2019 SES Explorer JOSHUA POWELL – ENDANGERED ALASKAN SMALL MAMMALS. Joshua is a Conservation Biologist and National Geographic Explorer, and an International Fellow of The Explorers Club. Josh is the expedition leader for the Pribilof Islands Small Mammal Expedition to the Pribilof Islands, in the Bering Sea, which aims to study – and inspire interest in – lesser known endangered species. As a Conservation Biologist, Josh leads ‘Rangers Without Borders’, a multidisciplinary research program on the work of wildlife rangers, including ranger livelihoods, ranger skills and anti-poaching capability, and opportunities for trans-boundary cooperation. Josh holds a Masters’ degree from the University of Pennsylvania, as a Thouron Scholar, and has just received a place to study for a doctorate at the University of Oxford, in the UK. Josh also currently serves as a Policy Advisor on environmental policy and was a 2017 Churchill Fellow to the South Pacific and South Atlantic on island conservation policy and practice. Josh is one of the faces of WWF’s #WWFVoices campaign on global biodiversity.
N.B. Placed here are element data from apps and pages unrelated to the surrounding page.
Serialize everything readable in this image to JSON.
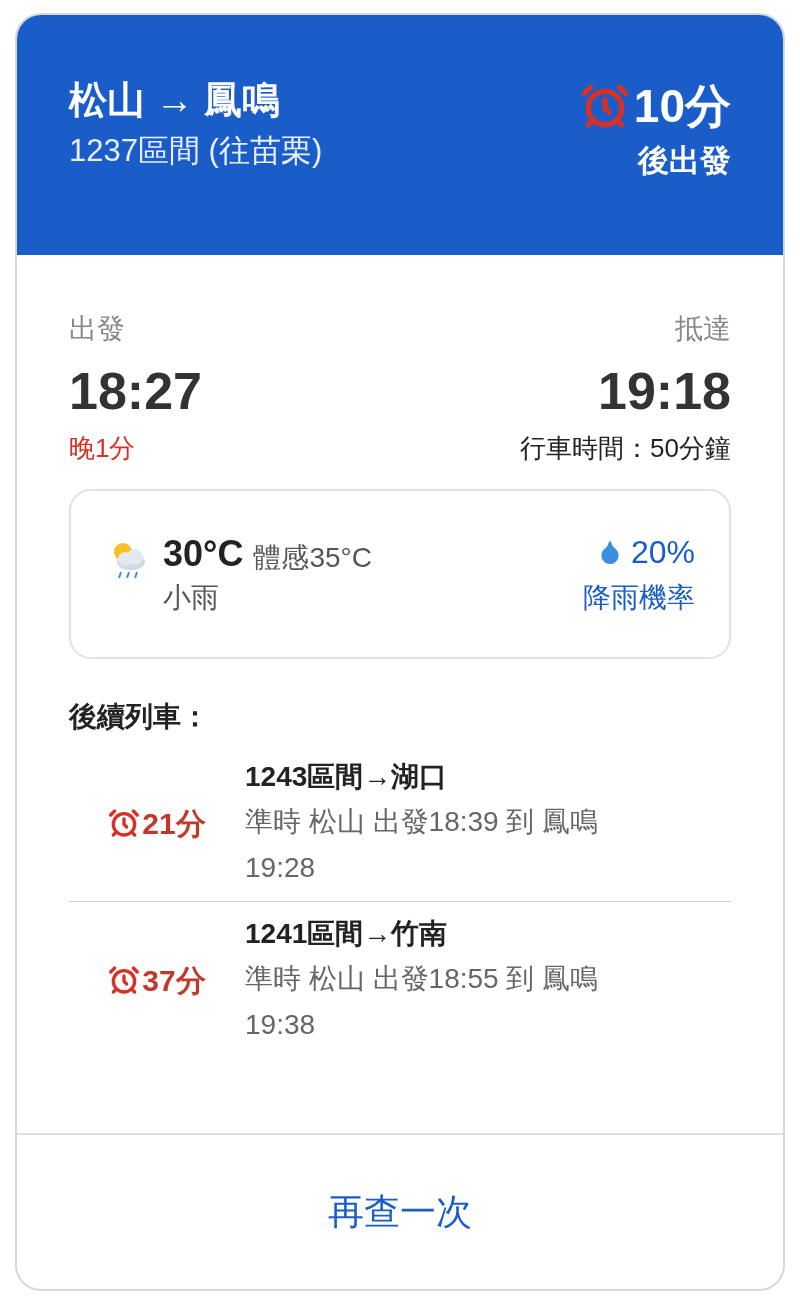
{
  "header": {
    "route": "松山 → 鳳鳴",
    "train": "1237區間 (往苗栗)",
    "countdown": "10分",
    "countdown_label": "後出發"
  },
  "departure": {
    "label": "出發",
    "time": "18:27",
    "delay": "晚1分"
  },
  "arrival": {
    "label": "抵達",
    "time": "19:18",
    "duration": "行車時間：50分鐘"
  },
  "weather": {
    "temperature": "30°C",
    "feels_like": "體感35°C",
    "condition": "小雨",
    "rain_chance": "20%",
    "rain_label": "降雨機率"
  },
  "next_trains": {
    "title": "後續列車：",
    "items": [
      {
        "countdown": "21分",
        "name": "1243區間→湖口",
        "detail": "準時 松山 出發18:39 到 鳳鳴 19:28"
      },
      {
        "countdown": "37分",
        "name": "1241區間→竹南",
        "detail": "準時 松山 出發18:55 到 鳳鳴 19:38"
      }
    ]
  },
  "action": {
    "label": "再查一次"
  }
}
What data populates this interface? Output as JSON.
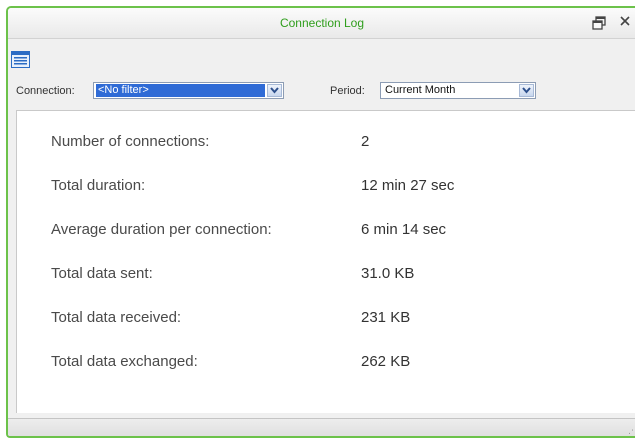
{
  "window": {
    "title": "Connection Log"
  },
  "toolbar": {
    "list_icon": "list-view-icon"
  },
  "filters": {
    "connection_label": "Connection:",
    "connection_value": "<No filter>",
    "period_label": "Period:",
    "period_value": "Current Month"
  },
  "stats": [
    {
      "label": "Number of connections:",
      "value": "2"
    },
    {
      "label": "Total duration:",
      "value": "12 min 27 sec"
    },
    {
      "label": "Average duration per connection:",
      "value": "6 min 14 sec"
    },
    {
      "label": "Total data sent:",
      "value": "31.0 KB"
    },
    {
      "label": "Total data received:",
      "value": "231 KB"
    },
    {
      "label": "Total data exchanged:",
      "value": "262 KB"
    }
  ],
  "colors": {
    "border": "#6cc24a",
    "title": "#2f9e1c",
    "selection": "#2f6bd6"
  }
}
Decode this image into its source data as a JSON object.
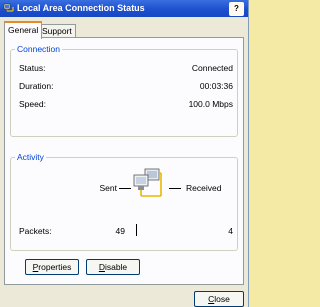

2019 Neville Shulman Explorer REZA PAKRAVAN – THE GREAT GREEN WALL. Reza is an explorer and filmmaker from London, who has dedicated the last few years of his career to documenting the impact of environmental issues on indigenous people. While filming the tribes of Lake Chad last year, Reza came across the reality of the life-and-death consequences that climate change has wrought upon the Sahelian region in the south of the Sahara, where desertification has contributed to the greatest internal migration ever witnessed on this planet. But he found hope there too. The people of the Sahel have come together to grow an 8,000km Great Green Wall made-up of thousands of trees to stop desertification and to bring life back to the Sahel. Reza is returning to the Sahel to document how this pan-African ambition is improving Africa’s degraded landscapes, providing food security, jobs and a reason to stay for the millions who live along its path. By involving organisations including the UN, Kew Gardens and various governmental agencies in various countries, Reza is aiming to increase our understanding of the most neglected region on earth, and to document the battle of man against our most urgent threat: climate change.